Problem requirements:
Give back all of the data exactly as it stands, with the pictures removed.

Source material:
- - - - -

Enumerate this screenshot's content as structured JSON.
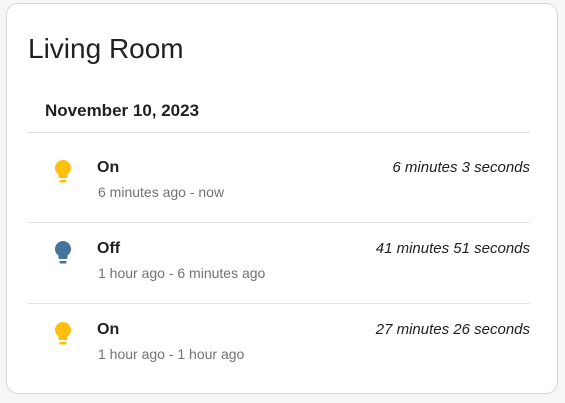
{
  "card": {
    "title": "Living Room",
    "date": "November 10, 2023"
  },
  "colors": {
    "on": "#fdbf0f",
    "off": "#44739e"
  },
  "entries": [
    {
      "icon": "lightbulb-icon",
      "state": "On",
      "time": "6 minutes ago - now",
      "duration": "6 minutes 3 seconds"
    },
    {
      "icon": "lightbulb-icon",
      "state": "Off",
      "time": "1 hour ago - 6 minutes ago",
      "duration": "41 minutes 51 seconds"
    },
    {
      "icon": "lightbulb-icon",
      "state": "On",
      "time": "1 hour ago - 1 hour ago",
      "duration": "27 minutes 26 seconds"
    }
  ]
}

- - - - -

Your solution:
Enumerate this screenshot's content as structured JSON.
{
  "card": {
    "title": "Living Room",
    "date": "November 10, 2023"
  },
  "colors": {
    "on": "#fdbf0f",
    "off": "#44739e"
  },
  "entries": [
    {
      "icon": "lightbulb-icon",
      "state": "On",
      "time": "6 minutes ago - now",
      "duration": "6 minutes 3 seconds"
    },
    {
      "icon": "lightbulb-icon",
      "state": "Off",
      "time": "1 hour ago - 6 minutes ago",
      "duration": "41 minutes 51 seconds"
    },
    {
      "icon": "lightbulb-icon",
      "state": "On",
      "time": "1 hour ago - 1 hour ago",
      "duration": "27 minutes 26 seconds"
    }
  ]
}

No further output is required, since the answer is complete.